OTTAWA — Key findings from the fall report of the federal auditor general, released Tuesday:
Employment and Social Development Canada was inconsistent in making decisions on whether to grant Canada Pension Plan disability benefits, and often failed to meet guidelines for deciding more quickly in cases of terminal illness (late-stage cancer) or grave conditions (Alzheimer’s, liver cancer, Parkinson’s disease).
Canada’s Social Security Tribunal, which adjudicates cases for Canadians who have been denied disability benefits, takes too long to decide on appeals.
While other federal benefit programs such as employment insurance can be applied for online, the CPP disability benefit involves an overly lengthy, complex, time-consuming process that can take several months to complete, with 42 pages of paperwork that causes difficulties for Canadians with disabilities and an unnecessary burden for ESDC.
In about 13,000 cases, about 38 per cent of those whose appeals were granted, it took more than a year for the successful applicants to begin receiving the benefit.
In the case of one patient with terminal cancer whose appeal was ultimately not granted, the request for a faster appeal hearing was filed away without being read, resulting in unnecessary delay.
When the tribunal was established in April 2013 in an effort to streamline the appeals process, it inherited a backlog of 6,585 appeals; by December 2014, the backlog had grown to 10,871 and it was taking more time, not less, for appeals to be heard.
When ESDC set out to help the tribunal with the backlog, it found a number of cases where applicants who had been denied benefits were indeed eligible to receive them.

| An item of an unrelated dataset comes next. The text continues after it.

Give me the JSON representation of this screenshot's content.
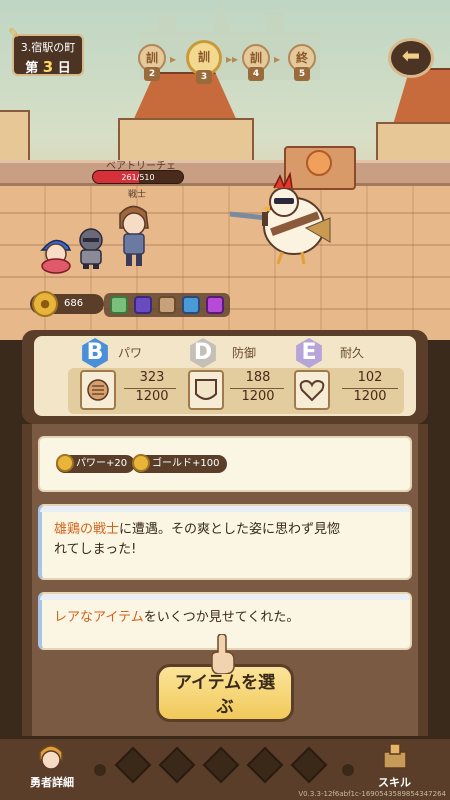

Goods that violate Canada’s export control laws, such as stolen property, have been allowed to leave the country because the Canada Border Services Agency lacks the necessary resources _ weaknesses in export authorities, information, practices and controls _ to properly carry out its enforcement duties.
During the audit period from April 2014 to December 2014, some 20 per cent of shipments identified as “high-risk” for containing stolen vehicles went uninspected by border control officers. In some cases, officials said they didn’t receive information about shipments until after they had left the country; in other cases, staff shortages were to blame, or shipments simply couldn’t be located.
Shared Services Canada, established in 2012 to update, consolidate and manage the federal government’s information technology infrastructure, does not adequately measure, track or report on its costs, progress or savings, or on the expectations and satisfaction levels of its department and agency partners, making it impossible to determine whether it is actually saving taxpayer dollars.
In March 2014, SSC-managed radio communications for 9,000 police officers, paramedics, firefighters and other first responders failed for a full 40 minutes, an outage that was linked to the agency’s failure to establish service expectations with the RCMP; affected personnel were forced to rely on spotty cellphone service in the interim.
At senior management meetings between SSC and its partners, the agency “presented its own assessment of partner satisfaction,” the audit says, with some partners disputing SSC’s assessment of their level of satisfaction.
As of March 2015, the SSC’s “Email Transformation Initiative” had migrated only 3,000 mailboxes to the new email service, when the original plan had been to have migrated more than 500,000 mailboxes by that date.
An SSC initiative to consolidate the government’s 485 data centres down to seven by 2020 has closed or decommissioned 49 such sites, according to the agency’s annual report, but the audit found “insuficient supporting evidence” to back up that claim, nor could it verify the elimination of 300 out of 23,400 servers.
Some 20 years after gender-based analysis was first adopted, only a relative handful of federal departments and agencies use the tool to analyze how policy decisions might impact women and men differently; for those that do, the analyses are often incomplete or inconsistent.
There is no mandatory requirement subjecting policy, legislation and program decisions to gender-based analysis.